The defendant and the victim were members of rival gangs who had a long-term acrimonious relationship. They fought on multiple occasions when they were incarcerated together a few years prior to the victim’s murder. At just before 10 p.m. on February 28, 2013, the defendant and his co-conspirator, Brian Cooper, approached the victim on the bus platform at the Dudley Street Station. After a brief conversation, the victim walked toward a bus and Cooper shot him twice in the back. Video surveillance captured the defendant standing behind Cooper while raising and lowering his arm. The victim collapsed and later died from his injuries. An eyewitness saw the defendant put a gun into his pocket and run away from the station with Cooper, toward Washington Street. When Cooper and the defendant turned onto Washington Street, they were confronted by two Boston police officers who were responding to the area after hearing the gunshots. The cops ordered the men to the ground at gunpoint. Cooper complied, but the defendant fled. As one of the officers gave chase, the defendant began running faster while he passed through a bank parking lot. In short order, the defendant was taken into custody by two other officers. After the defendant was secured, officers retraced his steps and found a loaded semiautomatic firearm on the ground inside the bank parking lot. At the police station, the defendant denied knowing the victim and said he was running from the murder scene because he heard the gunshots and was worried about being shot. A Suffolk Superior Court jury didn’t buy his story and convicted him of second-degree murder on a joint venture theory. He appealed.

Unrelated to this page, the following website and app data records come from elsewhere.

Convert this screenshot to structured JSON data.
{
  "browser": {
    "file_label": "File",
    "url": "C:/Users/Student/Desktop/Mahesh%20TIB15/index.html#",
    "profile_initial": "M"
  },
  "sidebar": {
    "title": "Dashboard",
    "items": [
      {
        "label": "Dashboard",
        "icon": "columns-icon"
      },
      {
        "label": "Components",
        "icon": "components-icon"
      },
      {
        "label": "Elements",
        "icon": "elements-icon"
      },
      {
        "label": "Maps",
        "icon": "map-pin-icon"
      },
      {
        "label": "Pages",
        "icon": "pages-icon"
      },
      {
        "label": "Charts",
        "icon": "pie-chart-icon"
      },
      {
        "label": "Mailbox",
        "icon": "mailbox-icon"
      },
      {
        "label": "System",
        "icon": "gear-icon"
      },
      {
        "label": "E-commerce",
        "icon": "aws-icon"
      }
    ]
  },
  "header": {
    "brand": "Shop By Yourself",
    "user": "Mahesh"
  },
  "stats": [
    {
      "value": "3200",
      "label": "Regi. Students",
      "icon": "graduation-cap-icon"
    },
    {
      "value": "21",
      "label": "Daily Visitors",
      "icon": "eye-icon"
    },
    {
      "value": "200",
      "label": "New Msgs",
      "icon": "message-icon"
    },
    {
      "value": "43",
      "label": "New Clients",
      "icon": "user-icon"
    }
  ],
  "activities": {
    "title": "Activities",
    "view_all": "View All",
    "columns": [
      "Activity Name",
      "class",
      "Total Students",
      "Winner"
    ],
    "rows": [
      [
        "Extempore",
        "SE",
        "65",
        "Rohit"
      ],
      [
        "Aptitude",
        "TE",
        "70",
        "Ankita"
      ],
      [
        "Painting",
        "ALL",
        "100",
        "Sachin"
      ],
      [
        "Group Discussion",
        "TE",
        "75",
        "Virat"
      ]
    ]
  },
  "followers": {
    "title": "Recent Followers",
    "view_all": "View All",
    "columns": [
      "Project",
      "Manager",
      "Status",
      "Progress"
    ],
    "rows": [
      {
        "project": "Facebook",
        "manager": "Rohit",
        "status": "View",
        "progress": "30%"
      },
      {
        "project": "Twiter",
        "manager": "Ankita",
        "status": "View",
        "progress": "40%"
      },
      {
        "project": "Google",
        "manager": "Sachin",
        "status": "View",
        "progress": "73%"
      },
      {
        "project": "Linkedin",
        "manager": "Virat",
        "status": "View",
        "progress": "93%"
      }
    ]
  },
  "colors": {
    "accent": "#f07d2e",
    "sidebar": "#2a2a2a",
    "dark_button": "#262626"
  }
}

The defendant’s primary appellate argument was that the police officers lacked the constitutional authority to stop him, and therefore his pretrial motion to suppress his arrest and the discovery of the gun should have been allowed. The Commonwealth and the defendant agreed he was in custody when the officers ordered him to the ground as he fled the murder scene. To justify the stop, the cops needed reasonable suspicion, based on specific and articulable facts, that the defendant was involved in criminal activity. The Appeals Court concluded the Commonwealth had satisfied its burden and the defendant’s motion to suppress was properly denied. The Court pointed out that the officers responded to the scene within seconds of hearing the gunshots and immediately saw the defendant and Cooper. Nobody other than the defendant and Cooper were running from the scene, and Cooper was holding a gun. Because the cops heard the gunshots, an imminent threat was present and the police needed to promptly investigate the source of the gunshots. Considering the circumstances of the case, including the nature of the crime, the defendant’s close proximity to the shooting, and the fact that the man running next to him was holding a gun, it was constitutional for the police to stop the defendant.